While the a beneficial psychologist, I can maybe not let noticing this particular history of relationship echoes brand new classic “hierarchy from needs” in depth about 1940s of the psychologist Abraham Maslow. The fresh new emergence of each and every you need characteristically relies on the last fulfillment out of a earliest you want.
A guy hoe te zien wie je leuk vindt op military cupid zonder te betalen not able to satisfy the requirement for restaurants, like, is very worried about meeting that want; only once it’s came across can the guy work on satisfying the new need significantly more than it (safety), and so on.
My personal associates and i compete you to a keen analogous procedure has actually taken place in our criterion throughout the relationships. Those individuals requirement were lay within lower levels out-of Maslow's hierarchy during the organization point in time, at medium accounts during the companionate era and at highest levels when you look at the worry about-expressive time.

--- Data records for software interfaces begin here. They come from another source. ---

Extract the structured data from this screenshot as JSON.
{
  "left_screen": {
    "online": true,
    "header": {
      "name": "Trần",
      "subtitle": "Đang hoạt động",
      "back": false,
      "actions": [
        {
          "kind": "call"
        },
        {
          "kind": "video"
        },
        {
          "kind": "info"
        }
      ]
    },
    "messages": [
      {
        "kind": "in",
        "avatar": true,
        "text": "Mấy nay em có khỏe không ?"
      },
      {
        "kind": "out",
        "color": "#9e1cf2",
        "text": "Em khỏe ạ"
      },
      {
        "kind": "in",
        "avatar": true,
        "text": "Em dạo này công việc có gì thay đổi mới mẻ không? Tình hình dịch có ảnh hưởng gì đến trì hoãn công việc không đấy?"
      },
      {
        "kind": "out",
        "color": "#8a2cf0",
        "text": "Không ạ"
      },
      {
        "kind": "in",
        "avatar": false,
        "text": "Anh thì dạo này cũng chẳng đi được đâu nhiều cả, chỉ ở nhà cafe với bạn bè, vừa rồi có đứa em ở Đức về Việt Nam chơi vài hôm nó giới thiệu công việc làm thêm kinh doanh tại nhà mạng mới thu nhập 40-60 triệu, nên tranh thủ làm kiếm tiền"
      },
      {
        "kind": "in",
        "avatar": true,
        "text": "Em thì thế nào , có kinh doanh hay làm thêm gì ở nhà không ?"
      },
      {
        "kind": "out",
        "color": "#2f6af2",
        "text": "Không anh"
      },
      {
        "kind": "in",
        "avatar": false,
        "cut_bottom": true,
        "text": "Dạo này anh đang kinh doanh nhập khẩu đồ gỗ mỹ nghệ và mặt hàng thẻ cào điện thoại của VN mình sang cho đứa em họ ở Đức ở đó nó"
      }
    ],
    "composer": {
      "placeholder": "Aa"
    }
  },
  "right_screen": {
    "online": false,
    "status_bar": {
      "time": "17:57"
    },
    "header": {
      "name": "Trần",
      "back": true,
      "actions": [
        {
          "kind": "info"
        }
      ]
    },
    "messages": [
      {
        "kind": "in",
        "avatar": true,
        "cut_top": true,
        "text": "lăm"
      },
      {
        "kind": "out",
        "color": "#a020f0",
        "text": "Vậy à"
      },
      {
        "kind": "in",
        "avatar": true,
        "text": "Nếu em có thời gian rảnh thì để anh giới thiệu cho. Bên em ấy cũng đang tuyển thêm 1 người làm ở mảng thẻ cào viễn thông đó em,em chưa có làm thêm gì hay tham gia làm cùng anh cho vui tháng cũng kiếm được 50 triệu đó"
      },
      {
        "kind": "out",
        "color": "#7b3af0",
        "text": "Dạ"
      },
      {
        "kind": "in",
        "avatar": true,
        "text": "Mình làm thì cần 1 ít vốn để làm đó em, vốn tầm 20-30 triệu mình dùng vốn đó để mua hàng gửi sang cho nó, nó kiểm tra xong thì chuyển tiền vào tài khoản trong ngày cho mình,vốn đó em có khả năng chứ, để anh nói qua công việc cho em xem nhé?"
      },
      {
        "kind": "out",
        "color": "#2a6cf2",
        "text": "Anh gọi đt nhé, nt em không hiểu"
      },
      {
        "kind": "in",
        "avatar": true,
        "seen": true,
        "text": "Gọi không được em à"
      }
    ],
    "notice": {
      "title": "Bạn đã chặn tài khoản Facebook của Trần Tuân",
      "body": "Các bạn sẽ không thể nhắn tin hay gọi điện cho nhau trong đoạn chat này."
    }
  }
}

This historical ascent was, naturally, none a beneficial nor bad. To make certain, it was zero small task, circa 1800, to produce adequate dining or keep a house warm, however the energy necessary to get it done did not require deep understanding of, and expanded involvement with, each other's key substance.

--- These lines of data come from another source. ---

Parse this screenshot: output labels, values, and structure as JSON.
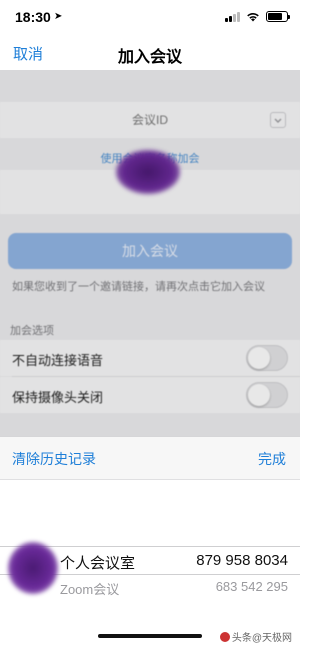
{
  "status": {
    "time": "18:30",
    "location_glyph": "➤"
  },
  "nav": {
    "cancel": "取消",
    "title": "加入会议"
  },
  "form": {
    "meeting_id_placeholder": "会议ID",
    "use_personal_room_link": "使用会议室名称加会",
    "join_button": "加入会议",
    "hint": "如果您收到了一个邀请链接，请再次点击它加入会议",
    "options_label": "加会选项",
    "options": [
      {
        "label": "不自动连接语音",
        "on": false
      },
      {
        "label": "保持摄像头关闭",
        "on": false
      }
    ]
  },
  "picker": {
    "clear_history": "清除历史记录",
    "done": "完成",
    "rows": [
      {
        "name": "个人会议室",
        "number": "879 958 8034",
        "selected": true
      },
      {
        "name": "Zoom会议",
        "number": "683 542 295",
        "selected": false
      }
    ]
  },
  "watermark": {
    "text": "头条@天极网"
  },
  "colors": {
    "accent": "#1f7fd8",
    "join_button": "#8fb2e0",
    "redaction": "#5a2288"
  }
}
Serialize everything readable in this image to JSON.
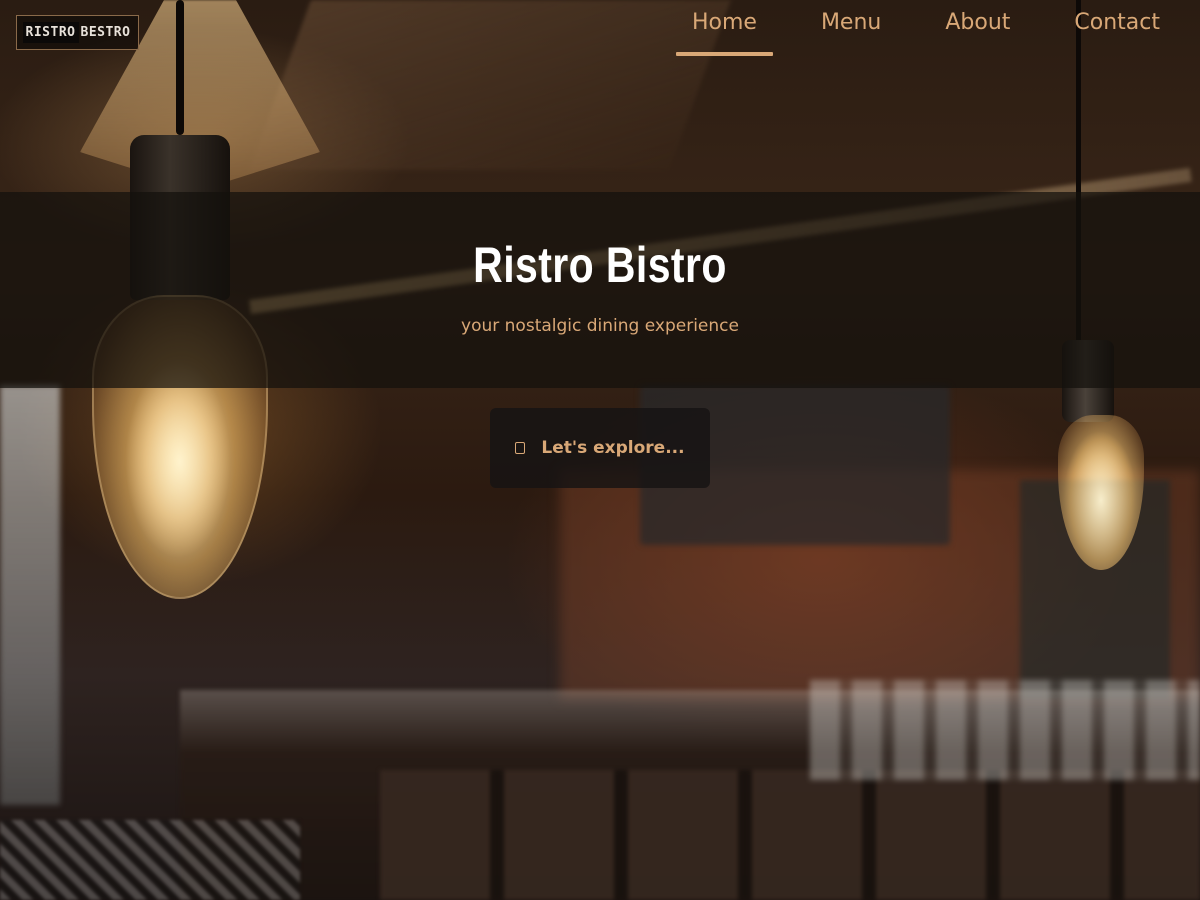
{
  "logo": {
    "part1": "RISTRO",
    "part2": "BESTRO"
  },
  "nav": {
    "items": [
      {
        "label": "Home",
        "active": true
      },
      {
        "label": "Menu",
        "active": false
      },
      {
        "label": "About",
        "active": false
      },
      {
        "label": "Contact",
        "active": false
      }
    ]
  },
  "hero": {
    "title": "Ristro Bistro",
    "subtitle": "your nostalgic dining experience",
    "cta_label": "Let's explore...",
    "cta_icon": "box-icon"
  },
  "colors": {
    "accent": "#d9a877",
    "banner_bg": "#14100d",
    "title": "#ffffff"
  }
}
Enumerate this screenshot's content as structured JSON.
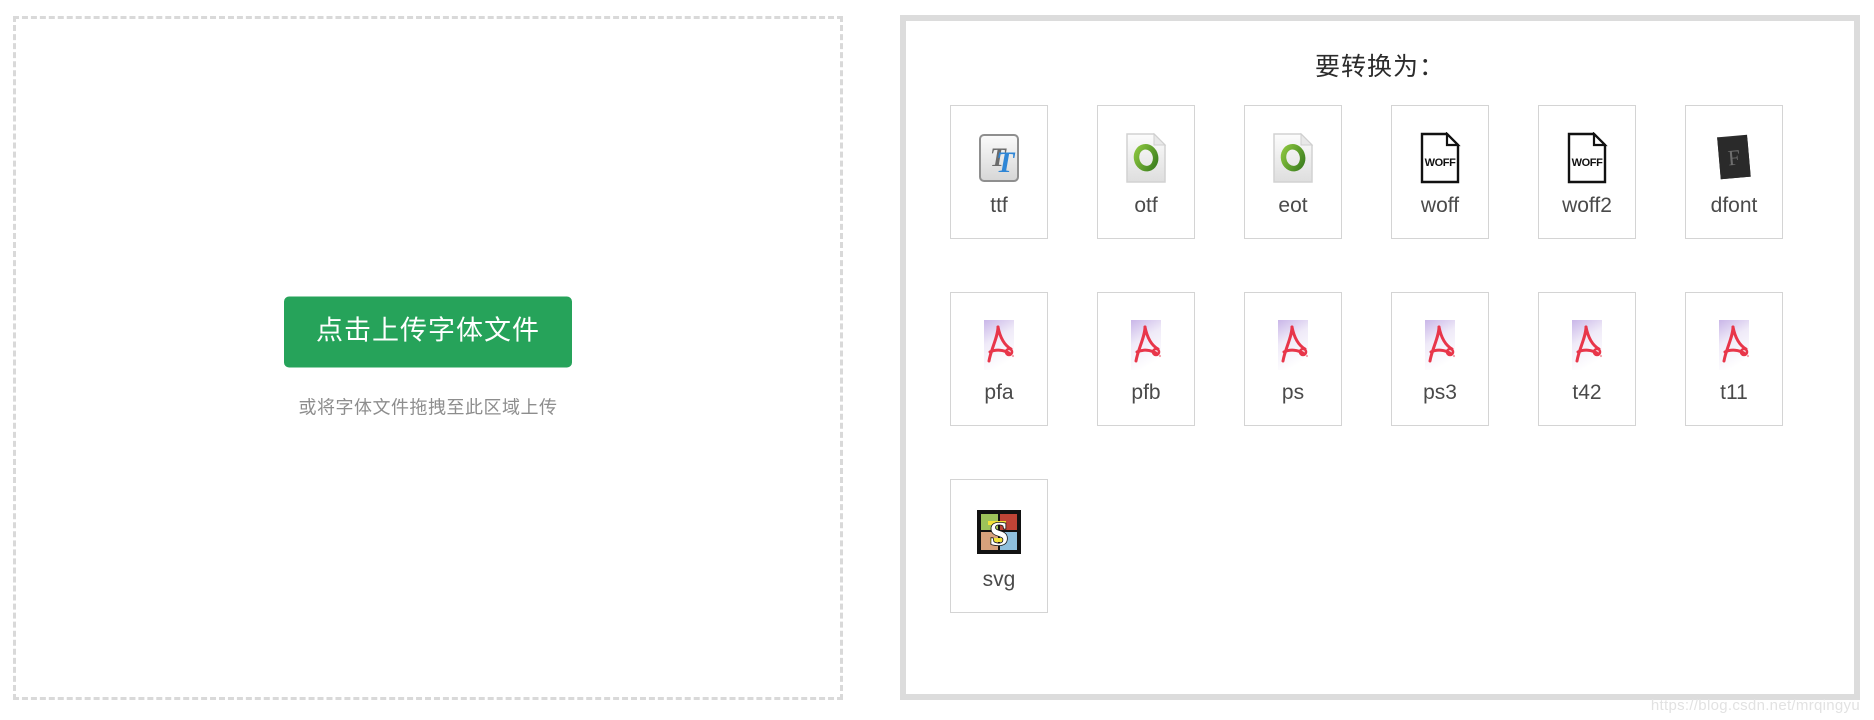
{
  "upload": {
    "button_label": "点击上传字体文件",
    "hint": "或将字体文件拖拽至此区域上传",
    "button_color": "#26a35a",
    "border_color": "#d9d9d9"
  },
  "convert": {
    "title": "要转换为：",
    "border_color": "#dcdcdc",
    "formats": [
      {
        "label": "ttf",
        "icon": "truetype-icon"
      },
      {
        "label": "otf",
        "icon": "opentype-icon"
      },
      {
        "label": "eot",
        "icon": "opentype-icon"
      },
      {
        "label": "woff",
        "icon": "woff-page-icon"
      },
      {
        "label": "woff2",
        "icon": "woff-page-icon"
      },
      {
        "label": "dfont",
        "icon": "dfont-icon"
      },
      {
        "label": "pfa",
        "icon": "postscript-pdf-icon"
      },
      {
        "label": "pfb",
        "icon": "postscript-pdf-icon"
      },
      {
        "label": "ps",
        "icon": "postscript-pdf-icon"
      },
      {
        "label": "ps3",
        "icon": "postscript-pdf-icon"
      },
      {
        "label": "t42",
        "icon": "postscript-pdf-icon"
      },
      {
        "label": "t11",
        "icon": "postscript-pdf-icon"
      },
      {
        "label": "svg",
        "icon": "svg-icon"
      }
    ]
  },
  "watermark": "https://blog.csdn.net/mrqingyu"
}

Because the hopes of wedding features ascended Maslow's ladder, the possibility mental payoffs have raised - but finding people show has been much more requiring.
Right here sit both higher accomplishments and you will higher disappointments of contemporary relationships. Men and women that will purchase enough time and energy in their commitment are seeing unprecedented masters. The latest sociologists Jeffrey Dew and you may W. Bradford Wilcox provides showed one to partners exactly who invested “go out by yourself along, talking, otherwise revealing an activity” at least once weekly was in fact step three.5 times very likely to become happy in their marriage than just spouses exactly who performed thus smaller apparently. New sociologist Paul R. Amato and you can associates demonstrate one to partners which have a much bigger payment away from mutual family members spent more hours along with her and had most useful marriage ceremonies.
It has significant implications to have marital well-being: Regardless of if satisfying higher-level need production better pleasure, comfort and depth away from interior life, somebody have to purchase substantially more effort regarding the top quality of its dating whenever trying see the individuals higher-peak requires compliment of its relationships
Professor Dew shows that in line with Us americans in the 1975, People in the us for the 2003 invested a lot less date by yourself and their spouses. One of partners rather than children, weekly spousal big date declined to twenty-six days per week out-of thirty five times, and much in the decline lead away from a rise in circumstances invested at the office. One of partners with pupils yourself, spousal day declined so you're able to nine times weekly of thirteen, and much associated with the refuse resulted from an increase in time-intensive child-rearing.
Predicated on Maslow, peoples means match an effective four-height steps: A minimal require is that emotional really-are - for instance the need to eat and drink - followed closely by the need for safety, up coming getting belonging and you may like, then to possess value last but not least for self-actualization
No matter if that isn't a particularly socioeconomic phenomenon, it can keeps good socioeconomic dimensions. Probably one of the most annoying information about American matrimony today was one to when you find yourself separation and divorce enhanced in the comparable cost towards the wealthy and you can poor people about sixties and you will '70s, those cost diverged dramatically doing doing 1980. With regards to the sociologist Steven P. ericans exactly who hitched ranging from 1975 and you can 1979, the latest ten-12 months splitting up speed is twenty eight % among some one in the place of a premier college or university education and 18 percent certainly one of people with no less than a good college degree: an effective 10 commission point differences. But among People in america whom partnered anywhere between 1990 and 1994, the new parallel splitting up rates was basically 46 % and sixteen percent: an astonishing 31 fee area huge difference.